A good marketing plan is like a battle plan or a game plan; it should serve as a blueprint for the actions you need to take to grow your business. There are some things, however, you should avoid when putting together your marketing plan:
1) FILLING YOUR PLAN WITH FLUFF:
"Fluff" is anything not specifically relaed to a number, sraegy or tactic. Generalities also qualify. saying your target market is "everybody" or "adults-50-plus" isn't specific enough and will lead to problem down the road. Start to think in terms of a niche. instead of "everybody", scale down to "young males 16-plus who play video games and ride skateboards". instead of "adults 50-plus" turn this into "adult 50-plus" urn this into "adult women at least 50 years of age who shop online at least three a week."
Remember, marketing is all about buying customers. Imagine going to a grocery store and buying everything. You may want to, but in reality, your resources would never allow it. In marketing terms, this means buying your ideal customer with the resources you already have. So figure out who our ideal customer is and hoe much can budget to buy that customer. Then come up with a plan and stick to it.
2) NOT DOING THE NUMBERS:
Marketing all about math, and math is all numbers. Taken a step further- business is all about numbers. If you don't know your numbers, you won’t succeed in business. Creating any marketing plan without knowing how much it’ll cost to acquire your customer, what your average sale needs to be, what your profit margins need to be and how many times your average customer needs to buy over a lifetime, will set you up for failure.
3) RELYING TOO HEAVILY ON CREATIVITY:
Creativity is fine, and in my opinion, nothing is more creatively fulfilling than succeeding in business. But focusing too much on creativity at the expense of tactics and outcomes can hurt your business.
4) THINKING MARKETING IS ONLY ADVERTISING:
While advertising is part of any marketing plan, marketing is much more than strictly advertising. It is the way your receptionist answers the phone and how you set up your internal company culture. It’s the strategic aspect of identifying your ideal customer base, discovering your competitive edge and USP, setting your pricing and promotional strategy; and creating a system for repeat business.
5) FORGETTING TO MARKET TO EXISTING CUSTOMERS AND PROSPECTS:
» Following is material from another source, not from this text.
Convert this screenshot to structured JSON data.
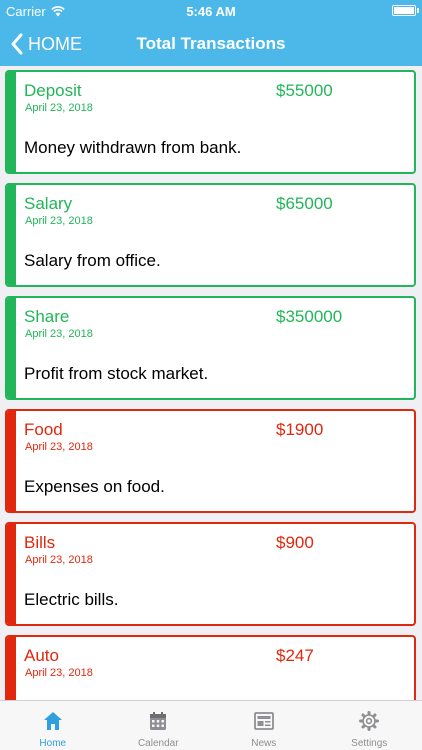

For businesses that have moved beyond the startup phase, there’s no quicker way to massive growth than current customers and a “warm” pool of prospects. Generally, it costs up to six times more to get a new customer than to sell to an existing customer. So if your current customer than to sell to an existing customer. So if your plan doesn’t include initiative to tap into your current customers, you’re missing out on a huge untapped resource.
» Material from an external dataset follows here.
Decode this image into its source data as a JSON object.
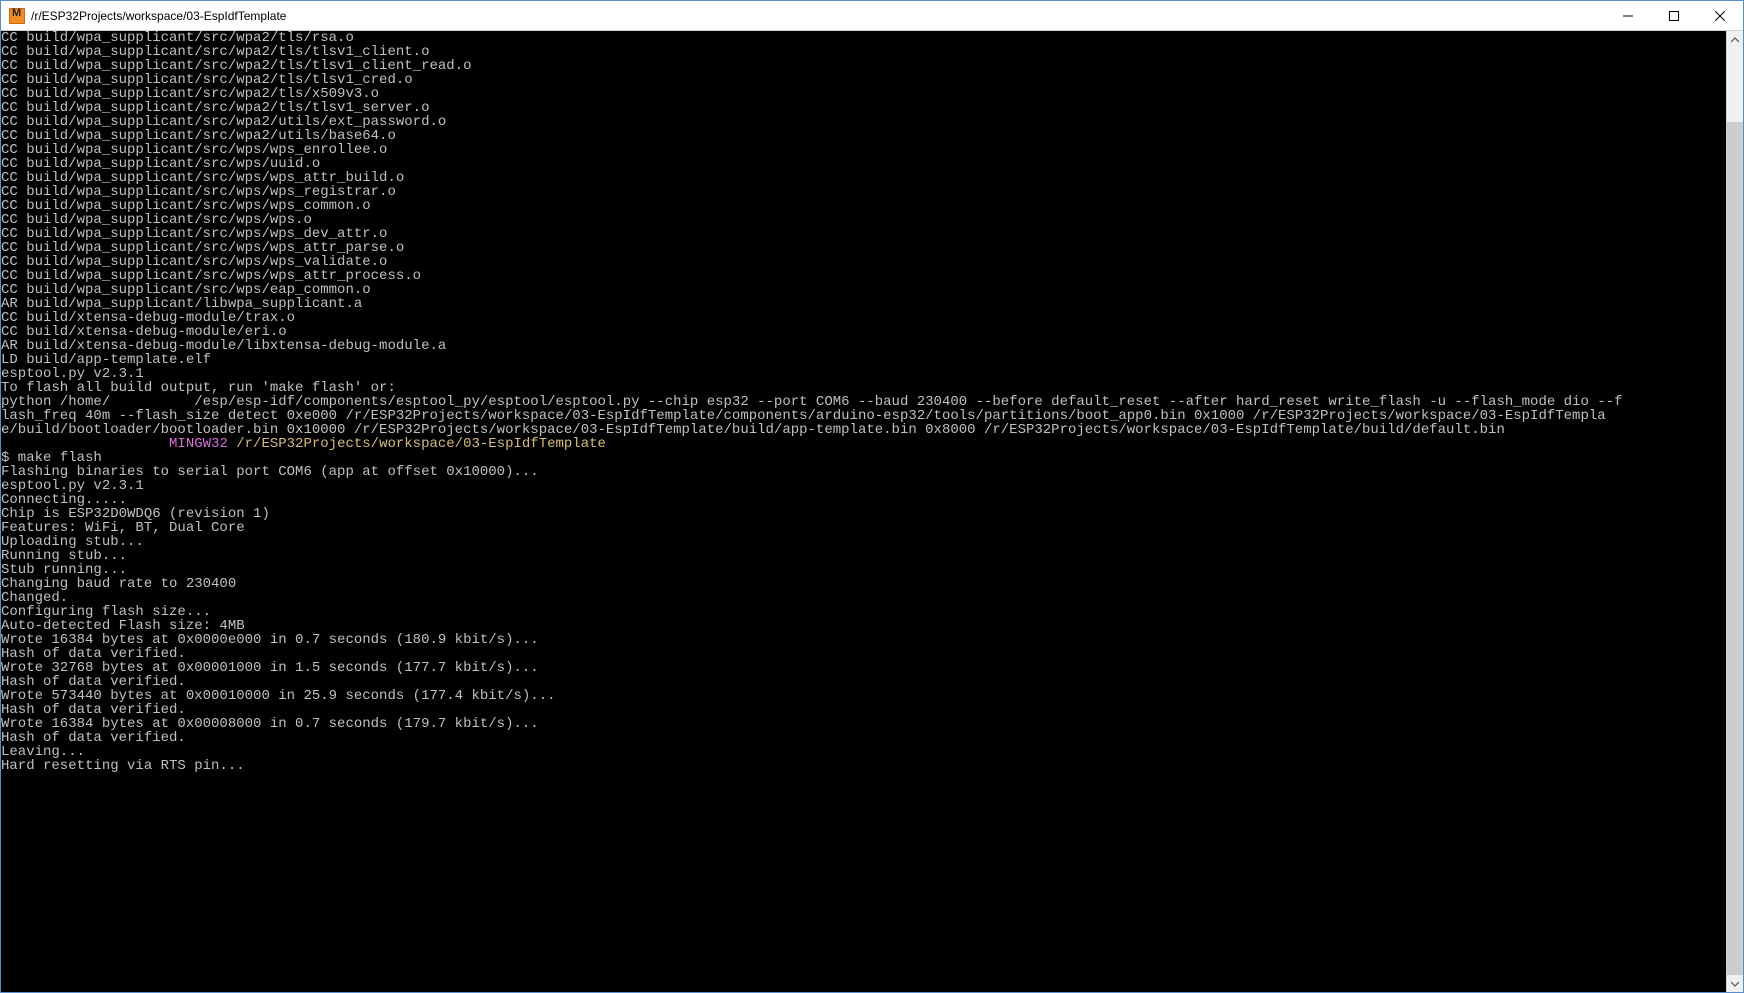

If the metaphor “marketing as warfare” fits, know that wars are won by attrition. If you can out-strategies and out-discipline your competition, you will win more marketing battles.